◆ **WHAT YOU NEED TO DO**:
Please give back every entry in full, word for word, but none of the pictures.

◆ **RECORDS SUPPLIED**:
────────────────
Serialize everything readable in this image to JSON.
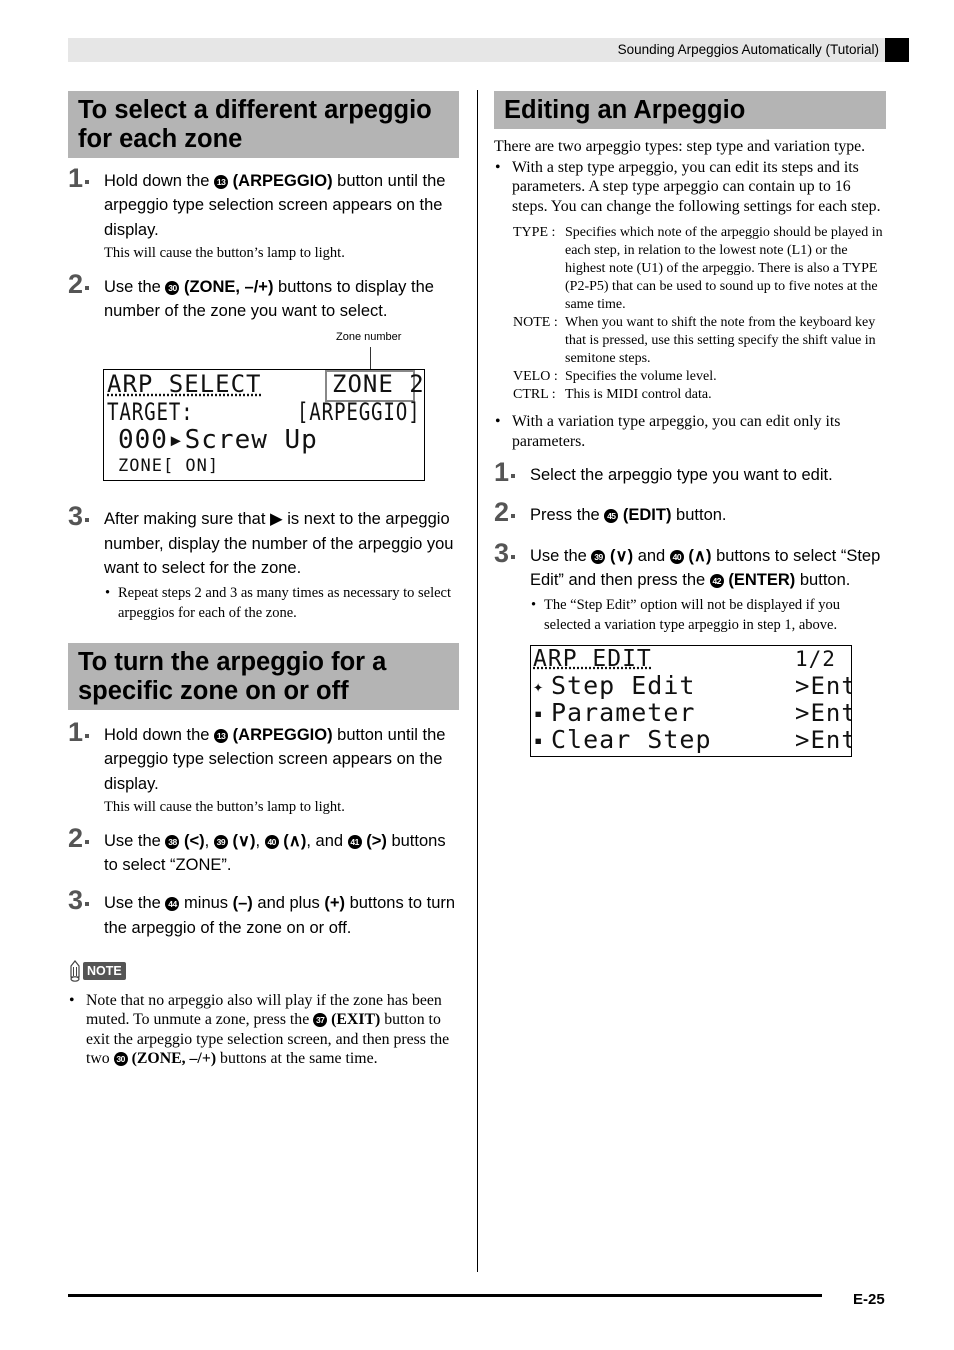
{
  "header": {
    "title": "Sounding Arpeggios Automatically (Tutorial)"
  },
  "left": {
    "section1": {
      "title_line1": "To select a different arpeggio",
      "title_line2": "for each zone",
      "steps": [
        {
          "num": "1",
          "pre": "Hold down the ",
          "btn": "13",
          "bold": "(ARPEGGIO)",
          "post": " button until the arpeggio type selection screen appears on the display.",
          "sub": "This will cause the button’s lamp to light."
        },
        {
          "num": "2",
          "pre": "Use the ",
          "btn": "30",
          "bold": "(ZONE, –/+)",
          "post": " buttons to display the number of the zone you want to select."
        },
        {
          "num": "3",
          "text": "After making sure that ▶ is next to the arpeggio number, display the number of the arpeggio you want to select for the zone.",
          "bullet": "Repeat steps 2 and 3 as many times as necessary to select arpeggios for each of the zone."
        }
      ],
      "callout": "Zone number",
      "lcd": {
        "line1_left": "ARP SELECT",
        "line1_right": "ZONE 2",
        "line2_left": "TARGET:",
        "line2_right": "[ARPEGGIO]",
        "line3": "000▸Screw Up",
        "line4": "ZONE[ ON]"
      }
    },
    "section2": {
      "title_line1": "To turn the arpeggio for a",
      "title_line2": "specific zone on or off",
      "steps": [
        {
          "num": "1",
          "pre": "Hold down the ",
          "btn": "13",
          "bold": "(ARPEGGIO)",
          "post": " button until the arpeggio type selection screen appears on the display.",
          "sub": "This will cause the button’s lamp to light."
        },
        {
          "num": "2",
          "pre": "Use the ",
          "b1": "38",
          "s1": "(<)",
          "b2": "39",
          "s2": "(∨)",
          "b3": "40",
          "s3": "(∧)",
          "and": ", and ",
          "b4": "41",
          "s4": "(>)",
          "post": " buttons to select “ZONE”."
        },
        {
          "num": "3",
          "pre": "Use the ",
          "btn": "44",
          "mid1": " minus ",
          "bold1": "(–)",
          "mid2": " and plus ",
          "bold2": "(+)",
          "post": " buttons to turn the arpeggio of the zone on or off."
        }
      ]
    },
    "note": {
      "label": "NOTE",
      "pre": "Note that no arpeggio also will play if the zone has been muted. To unmute a zone, press the ",
      "btn1": "37",
      "bold1": "(EXIT)",
      "mid": " button to exit the arpeggio type selection screen, and then press the two ",
      "btn2": "30",
      "bold2": "(ZONE, –/+)",
      "post": " buttons at the same time."
    }
  },
  "right": {
    "title": "Editing an Arpeggio",
    "intro": "There are two arpeggio types: step type and variation type.",
    "bullet1": "With a step type arpeggio, you can edit its steps and its parameters. A step type arpeggio can contain up to 16 steps. You can change the following settings for each step.",
    "definitions": [
      {
        "key": "TYPE  :",
        "value": "Specifies which note of the arpeggio should be played in each step, in relation to the lowest note (L1) or the highest note (U1) of the arpeggio. There is also a TYPE (P2-P5) that can be used to sound up to five notes at the same time."
      },
      {
        "key": "NOTE :",
        "value": "When you want to shift the note from the keyboard key that is pressed, use this setting specify the shift value in semitone steps."
      },
      {
        "key": "VELO :",
        "value": "Specifies the volume level."
      },
      {
        "key": "CTRL  :",
        "value": "This is MIDI control data."
      }
    ],
    "bullet2": "With a variation type arpeggio, you can edit only its parameters.",
    "steps": [
      {
        "num": "1",
        "text": "Select the arpeggio type you want to edit."
      },
      {
        "num": "2",
        "pre": "Press the ",
        "btn": "45",
        "bold": "(EDIT)",
        "post": " button."
      },
      {
        "num": "3",
        "pre": "Use the ",
        "b1": "39",
        "s1": "(∨)",
        "mid1": " and ",
        "b2": "40",
        "s2": "(∧)",
        "mid2": " buttons to select “Step Edit” and then press the ",
        "b3": "42",
        "s3": "(ENTER)",
        "post": " button.",
        "bullet": "The “Step Edit” option will not be displayed if you selected a variation type arpeggio in step 1, above."
      }
    ],
    "lcd": {
      "line1_left": "ARP EDIT",
      "line1_right": "1/2",
      "items": [
        {
          "marker": "✦",
          "label": "Step Edit",
          "action": ">Ent"
        },
        {
          "marker": "▪",
          "label": "Parameter",
          "action": ">Ent"
        },
        {
          "marker": "▪",
          "label": "Clear Step",
          "action": ">Ent"
        }
      ]
    }
  },
  "footer": {
    "page": "E-25"
  }
}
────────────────
◆ **YOUR RESPONSE**:
Serialize everything readable in this image to JSON.
{
  "header": {
    "title": "Sounding Arpeggios Automatically (Tutorial)"
  },
  "left": {
    "section1": {
      "title_line1": "To select a different arpeggio",
      "title_line2": "for each zone",
      "steps": [
        {
          "num": "1",
          "pre": "Hold down the ",
          "btn": "13",
          "bold": "(ARPEGGIO)",
          "post": " button until the arpeggio type selection screen appears on the display.",
          "sub": "This will cause the button’s lamp to light."
        },
        {
          "num": "2",
          "pre": "Use the ",
          "btn": "30",
          "bold": "(ZONE, –/+)",
          "post": " buttons to display the number of the zone you want to select."
        },
        {
          "num": "3",
          "text": "After making sure that ▶ is next to the arpeggio number, display the number of the arpeggio you want to select for the zone.",
          "bullet": "Repeat steps 2 and 3 as many times as necessary to select arpeggios for each of the zone."
        }
      ],
      "callout": "Zone number",
      "lcd": {
        "line1_left": "ARP SELECT",
        "line1_right": "ZONE 2",
        "line2_left": "TARGET:",
        "line2_right": "[ARPEGGIO]",
        "line3": "000▸Screw Up",
        "line4": "ZONE[ ON]"
      }
    },
    "section2": {
      "title_line1": "To turn the arpeggio for a",
      "title_line2": "specific zone on or off",
      "steps": [
        {
          "num": "1",
          "pre": "Hold down the ",
          "btn": "13",
          "bold": "(ARPEGGIO)",
          "post": " button until the arpeggio type selection screen appears on the display.",
          "sub": "This will cause the button’s lamp to light."
        },
        {
          "num": "2",
          "pre": "Use the ",
          "b1": "38",
          "s1": "(<)",
          "b2": "39",
          "s2": "(∨)",
          "b3": "40",
          "s3": "(∧)",
          "and": ", and ",
          "b4": "41",
          "s4": "(>)",
          "post": " buttons to select “ZONE”."
        },
        {
          "num": "3",
          "pre": "Use the ",
          "btn": "44",
          "mid1": " minus ",
          "bold1": "(–)",
          "mid2": " and plus ",
          "bold2": "(+)",
          "post": " buttons to turn the arpeggio of the zone on or off."
        }
      ]
    },
    "note": {
      "label": "NOTE",
      "pre": "Note that no arpeggio also will play if the zone has been muted. To unmute a zone, press the ",
      "btn1": "37",
      "bold1": "(EXIT)",
      "mid": " button to exit the arpeggio type selection screen, and then press the two ",
      "btn2": "30",
      "bold2": "(ZONE, –/+)",
      "post": " buttons at the same time."
    }
  },
  "right": {
    "title": "Editing an Arpeggio",
    "intro": "There are two arpeggio types: step type and variation type.",
    "bullet1": "With a step type arpeggio, you can edit its steps and its parameters. A step type arpeggio can contain up to 16 steps. You can change the following settings for each step.",
    "definitions": [
      {
        "key": "TYPE  :",
        "value": "Specifies which note of the arpeggio should be played in each step, in relation to the lowest note (L1) or the highest note (U1) of the arpeggio. There is also a TYPE (P2-P5) that can be used to sound up to five notes at the same time."
      },
      {
        "key": "NOTE :",
        "value": "When you want to shift the note from the keyboard key that is pressed, use this setting specify the shift value in semitone steps."
      },
      {
        "key": "VELO :",
        "value": "Specifies the volume level."
      },
      {
        "key": "CTRL  :",
        "value": "This is MIDI control data."
      }
    ],
    "bullet2": "With a variation type arpeggio, you can edit only its parameters.",
    "steps": [
      {
        "num": "1",
        "text": "Select the arpeggio type you want to edit."
      },
      {
        "num": "2",
        "pre": "Press the ",
        "btn": "45",
        "bold": "(EDIT)",
        "post": " button."
      },
      {
        "num": "3",
        "pre": "Use the ",
        "b1": "39",
        "s1": "(∨)",
        "mid1": " and ",
        "b2": "40",
        "s2": "(∧)",
        "mid2": " buttons to select “Step Edit” and then press the ",
        "b3": "42",
        "s3": "(ENTER)",
        "post": " button.",
        "bullet": "The “Step Edit” option will not be displayed if you selected a variation type arpeggio in step 1, above."
      }
    ],
    "lcd": {
      "line1_left": "ARP EDIT",
      "line1_right": "1/2",
      "items": [
        {
          "marker": "✦",
          "label": "Step Edit",
          "action": ">Ent"
        },
        {
          "marker": "▪",
          "label": "Parameter",
          "action": ">Ent"
        },
        {
          "marker": "▪",
          "label": "Clear Step",
          "action": ">Ent"
        }
      ]
    }
  },
  "footer": {
    "page": "E-25"
  }
}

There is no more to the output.